Hell yes! The customers just need to demand that. We have been stuck in this e-statement model for far too long. Technology isn't the hold up. We have had these brilliant interfaces in the wild for a while now. Consider Mint. That 15 person team was so successful they were even purchased by accounting software maker Intuit in 2009. So it is not technology that is limiting us, Mint did it and clearly they don't have as much resources as the banks or telecoms do. So what is the hold up?

Its a monopoly on my data

Consider the analyst who goes through some sort of overview of customer spending habits to figure out new plans or services to offer to these customers. Do they get a dump of the data? Probably not, you can't make sense of it. For these analysts to be able to see spending habits to justify new services they probably get to see some sort of visual, a chart, a graph, something. Human minds are visual, we are pretty good at spotting things if they are in a picture, not so good at spotting the one line in a contract that will
rip you a new one
cause you trouble in the future; that is why there are lawyers. Instead of dazzling me with loading icons please start focusing on delivering a little more value. I think as much right these analysts have to study my data to justify future products and services, I too have a right to my data to make sense of my spending habits. Here's a thought, I would happily pay $6 a month for that, instead of $6 a month for call display - which by the way probably requires you to do work to DISABLE. Why do we let these people reach into our pockets without providing anything of real value to us? Would you buy a car from a dealer who asks for more money to enable the 3rd gear? or charges you per minute per kilometer driving on an out of province highway? or you pay a service charge for filling up with a different grade gas?

Who would want this kind of stuff anyway?

Gen Y grew up in the Internet age, they expect this stuff to be the norm. Its only a matter of time before it becomes the norm so why fight it? I have been using Wesabe to make sense of my banking statements up until they posted a shut down notice. I didn't mind the hassle of exporting my statement and importing it in every month to see these beautiful spending charts. The tagging feature even allowed me to track my spending on smokes by making me more disciplined at buying my smokes from the same 2 places so that I could tag my spending at these 2 grocery stores as "smokes".

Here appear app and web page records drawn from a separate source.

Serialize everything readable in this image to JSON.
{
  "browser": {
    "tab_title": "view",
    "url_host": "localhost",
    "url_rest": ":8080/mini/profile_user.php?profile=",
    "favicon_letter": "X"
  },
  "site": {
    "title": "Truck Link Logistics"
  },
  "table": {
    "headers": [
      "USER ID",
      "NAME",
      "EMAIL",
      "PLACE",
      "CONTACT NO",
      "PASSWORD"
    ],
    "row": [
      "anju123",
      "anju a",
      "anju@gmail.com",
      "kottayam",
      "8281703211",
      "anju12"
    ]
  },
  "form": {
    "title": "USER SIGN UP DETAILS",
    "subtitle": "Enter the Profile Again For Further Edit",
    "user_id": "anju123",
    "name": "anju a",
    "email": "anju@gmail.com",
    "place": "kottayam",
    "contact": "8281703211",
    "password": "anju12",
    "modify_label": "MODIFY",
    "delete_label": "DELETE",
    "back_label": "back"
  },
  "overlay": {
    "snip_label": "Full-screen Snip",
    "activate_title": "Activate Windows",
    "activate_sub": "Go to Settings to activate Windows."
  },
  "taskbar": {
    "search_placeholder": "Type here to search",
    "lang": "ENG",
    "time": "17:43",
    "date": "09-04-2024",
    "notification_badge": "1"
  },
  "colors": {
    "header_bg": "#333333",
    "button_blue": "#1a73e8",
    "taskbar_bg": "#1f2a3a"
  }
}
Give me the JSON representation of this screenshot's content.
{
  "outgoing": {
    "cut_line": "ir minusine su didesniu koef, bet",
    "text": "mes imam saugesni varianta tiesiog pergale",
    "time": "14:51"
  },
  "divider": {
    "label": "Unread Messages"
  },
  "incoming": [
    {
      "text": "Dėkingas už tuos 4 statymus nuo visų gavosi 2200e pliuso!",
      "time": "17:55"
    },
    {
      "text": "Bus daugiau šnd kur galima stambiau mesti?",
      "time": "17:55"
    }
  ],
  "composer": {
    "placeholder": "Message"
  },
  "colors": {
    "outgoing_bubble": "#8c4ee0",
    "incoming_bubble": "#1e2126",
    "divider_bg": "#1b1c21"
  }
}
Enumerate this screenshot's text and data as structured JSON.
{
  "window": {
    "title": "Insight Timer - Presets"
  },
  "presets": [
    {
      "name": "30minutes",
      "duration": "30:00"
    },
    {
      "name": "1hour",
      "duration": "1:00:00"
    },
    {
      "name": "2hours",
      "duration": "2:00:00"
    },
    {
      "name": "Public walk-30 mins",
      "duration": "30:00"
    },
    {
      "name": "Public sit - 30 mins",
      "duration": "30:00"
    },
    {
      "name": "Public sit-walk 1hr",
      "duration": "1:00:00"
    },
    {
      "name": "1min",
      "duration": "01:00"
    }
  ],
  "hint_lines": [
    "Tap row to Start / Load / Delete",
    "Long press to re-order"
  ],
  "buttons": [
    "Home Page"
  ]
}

As much as I'd love to manipulate my phone bill in 3D space, I will be extremely happy if my interaction with it becomes more 2010, instead of 1997. All I'm asking at this point is for 3 fairly simple, yet significant improvements:
  1. The ability to tag transactions, and to view my statement by tag for both billing & banking. Rogers already allows me to tag numbers, so you are halfway there!.
  2. View tags as a pie chart -or any other visual- for both billing and banking
  3. For banking, graph my "income" against "expenses", month to month, year over year.

Simple? Can you do it for 2010? And then if you agree that these add value to your customer, then how about you replicate Wesabe for 2011?

Minority Report science adviser and inventor John Underkoffler demos g-speak -- the real-life version of the film's eye-popping, tai chi-meets-cyberspace computer interface. Is this how tomorrow's computers will be controlled?